Girl with Curious Hair
Girl with Curious Hair is a collection of short stories by American writer David Foster Wallace, first published in 1989. Though the stories are not related, several reflect Wallace's concern with contemporary trends in fiction, including metafiction and the irony of postmodernism; and the cynical, amoral realism of "Brat Pack" writers such as Bret Easton Ellis. Others address society's fascination with celebrity, some with characters based on real people, including Alex Trebek, David Letterman and Lyndon Johnson. A novella, "Westward the Course of Empire Takes Its Way", closes the book, as an extended response to John Barth's metafictional short story "Lost in the Funhouse".
Cover of Abacus 1997 reprint
|Author||David Foster Wallace|
|Publisher||W. W. Norton & Company|
|Media type||Print (hardback & paperback)|
List of storiesEdit
- "Little Expressionless Animals" revolves around a unique winning streak on the TV game show Jeopardy!, and the coming together of two lesbians with abnormal childhoods.

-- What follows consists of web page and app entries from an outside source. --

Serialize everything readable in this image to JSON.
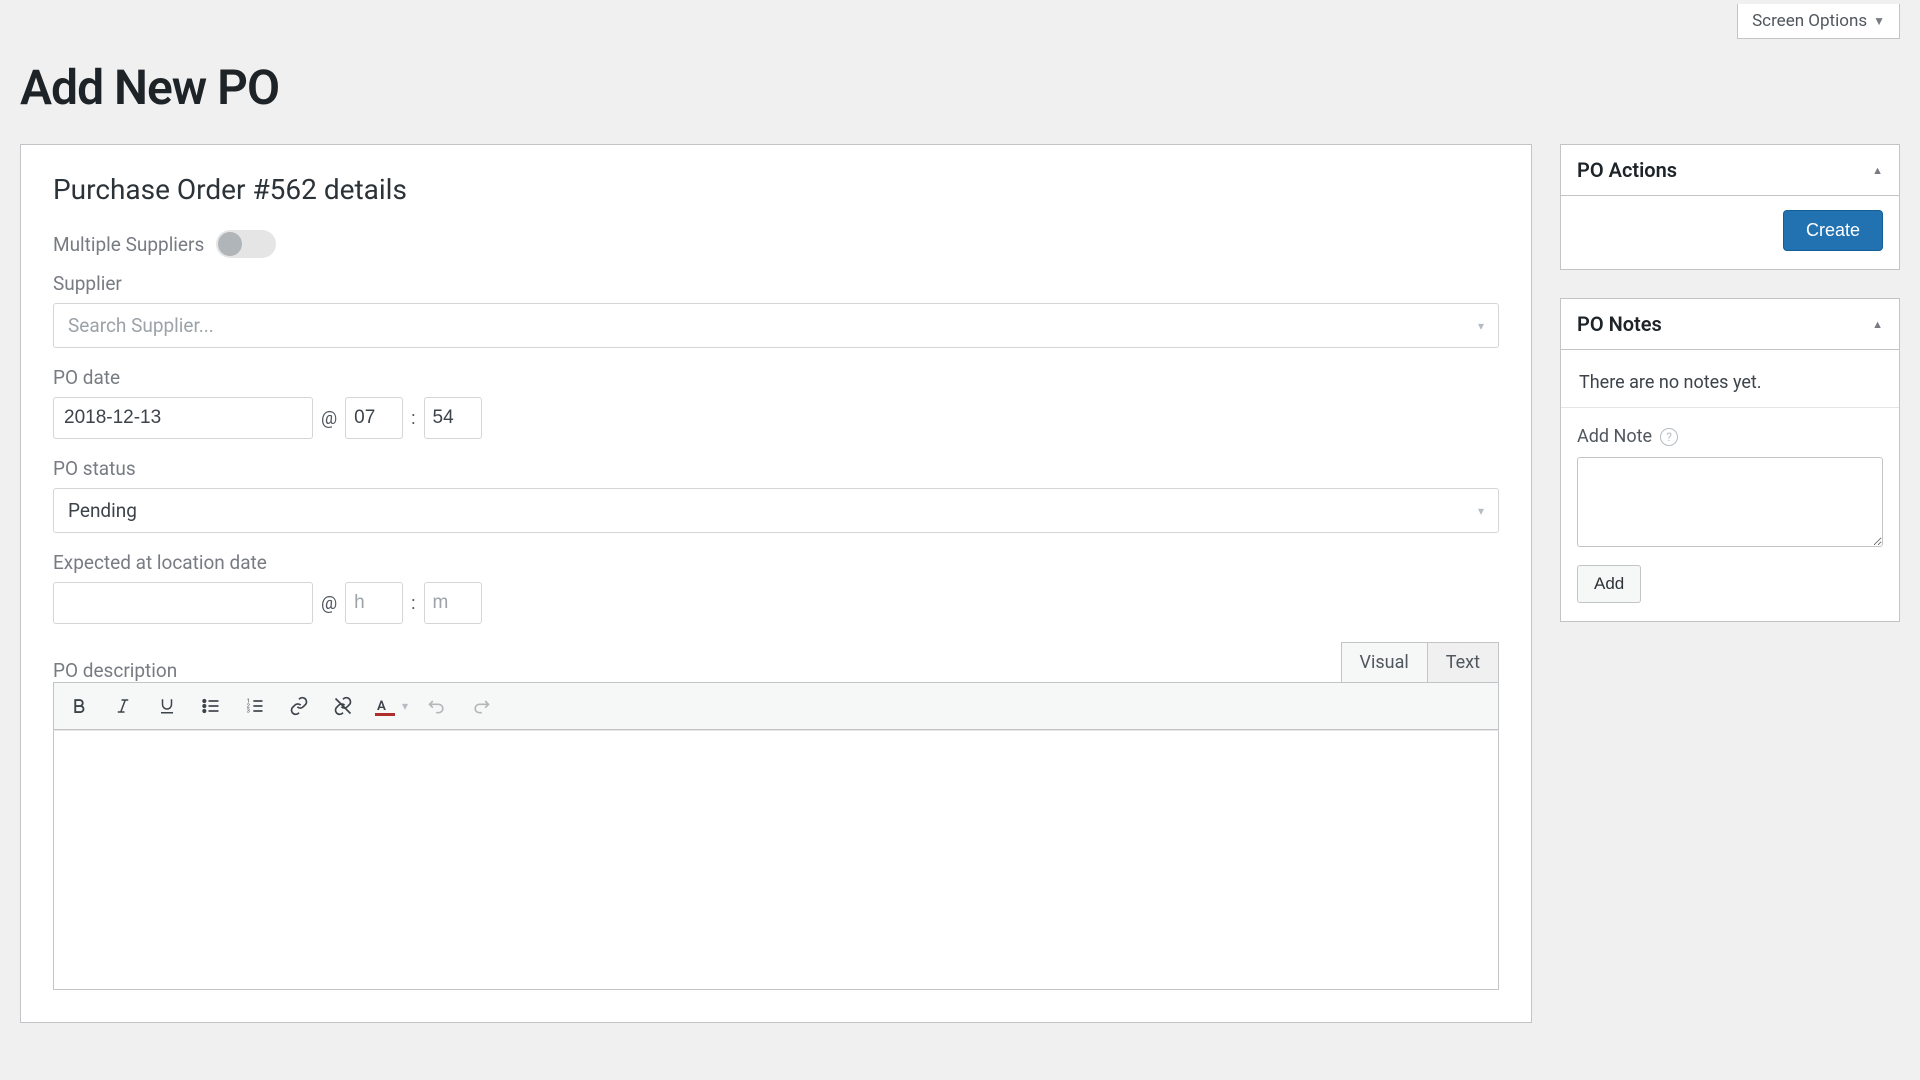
{
  "screen_options_label": "Screen Options",
  "page_title": "Add New PO",
  "details": {
    "heading": "Purchase Order #562 details",
    "multiple_suppliers_label": "Multiple Suppliers",
    "supplier_label": "Supplier",
    "supplier_placeholder": "Search Supplier...",
    "po_date_label": "PO date",
    "po_date": "2018-12-13",
    "po_hour": "07",
    "po_minute": "54",
    "at_symbol": "@",
    "colon_symbol": ":",
    "po_status_label": "PO status",
    "po_status_value": "Pending",
    "expected_label": "Expected at location date",
    "expected_date": "",
    "expected_hour_ph": "h",
    "expected_minute_ph": "m",
    "po_description_label": "PO description",
    "tabs": {
      "visual": "Visual",
      "text": "Text"
    }
  },
  "actions": {
    "title": "PO Actions",
    "create_label": "Create"
  },
  "notes": {
    "title": "PO Notes",
    "empty_text": "There are no notes yet.",
    "add_note_label": "Add Note",
    "add_button": "Add"
  }
}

- "Luckily the Account Representative Knew CPR", in which two executives at an unnamed corporation meet in the underground parking lot while leaving late, and the senior executive suddenly has a heart attack.
- "Girl with Curious Hair". A sadistic young Republican lawyer who associates with punk rockers spends an evening with his drugged friends at a Keith Jarrett concert, where his LSD-influenced girlfriend is obsessed with a girl with curious hair.

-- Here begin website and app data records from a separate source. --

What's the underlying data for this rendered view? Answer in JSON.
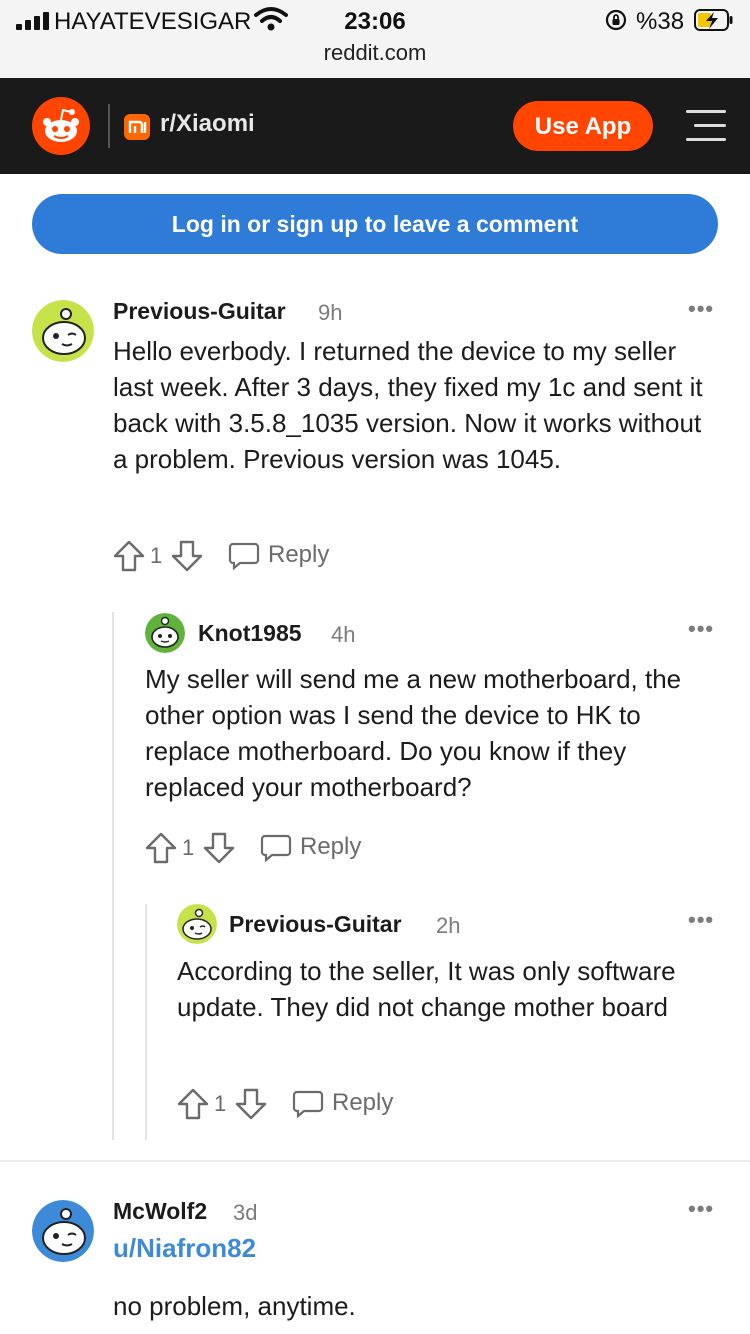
{
  "status_bar": {
    "carrier": "HAYATEVESIGAR",
    "time": "23:06",
    "url": "reddit.com",
    "battery": "%38"
  },
  "header": {
    "subreddit": "r/Xiaomi",
    "use_app_label": "Use App"
  },
  "login_prompt": "Log in or sign up to leave a comment",
  "comments": [
    {
      "author": "Previous-Guitar",
      "age": "9h",
      "body": "Hello everbody. I returned the device to my seller last week. After 3 days, they fixed my 1c and sent it back with 3.5.8_1035 version. Now it works without a problem. Previous version was 1045.",
      "votes": "1",
      "reply_label": "Reply"
    },
    {
      "author": "Knot1985",
      "age": "4h",
      "body": "My seller will send me a new motherboard, the other option was I send the device to HK to replace motherboard. Do you know if they replaced your motherboard?",
      "votes": "1",
      "reply_label": "Reply"
    },
    {
      "author": "Previous-Guitar",
      "age": "2h",
      "body": "According to the seller, It was only software update. They did not change mother board",
      "votes": "1",
      "reply_label": "Reply"
    },
    {
      "author": "McWolf2",
      "age": "3d",
      "flair": "u/Niafron82",
      "body": "no problem, anytime."
    }
  ],
  "more_label": "•••",
  "colors": {
    "header_bg": "#1a1a1b",
    "reddit_orange": "#ff4500",
    "login_blue": "#2f7bd8",
    "flair_blue": "#3d8bd8"
  }
}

- "Lyndon". A fictional account of a young man named David Boyd working closely with American president Lyndon B. Johnson and getting entangled personally.
- "John Billy". A narrator with an exaggerated southern dialect recounts the tale of his town's favorite son, Chuck Nunn Junior, and the consequences of his quest for revenge. The story explores local mythology.
- "Here and There". A boy and girl relate the story of their relationship simultaneously.
- "My Appearance". An actress appears on Late Night with David Letterman while her television producer husband obsessively coaches her. According to Boswell, it is the "most important and successful story" in the collection. First published in Playboy magazine as "Late Night".
- "Say Never". A study of a circle of Chicago Jews centering on one man's declaration of his adultery.
- "Everything Is Green". The shortest story continues the collection's "exploration of interiority/exteriority".
- "Westward the Course of Empire Takes Its Way". According to Boswell, this 150-page novella is, "Taken on its own ... an engaging piece of pretentious juvenilia; read as a precursor to Infinite Jest, it stands as a fascinating programmatic declaration of intent."
- Boswell, Marshall (2003). Understanding David Foster Wallace. Understanding contemporary American literature. Univ of South Carolina Press. ISBN 9781570035173.
|This article about a collection of short stories is a stub. You can help Wikipedia by expanding it.|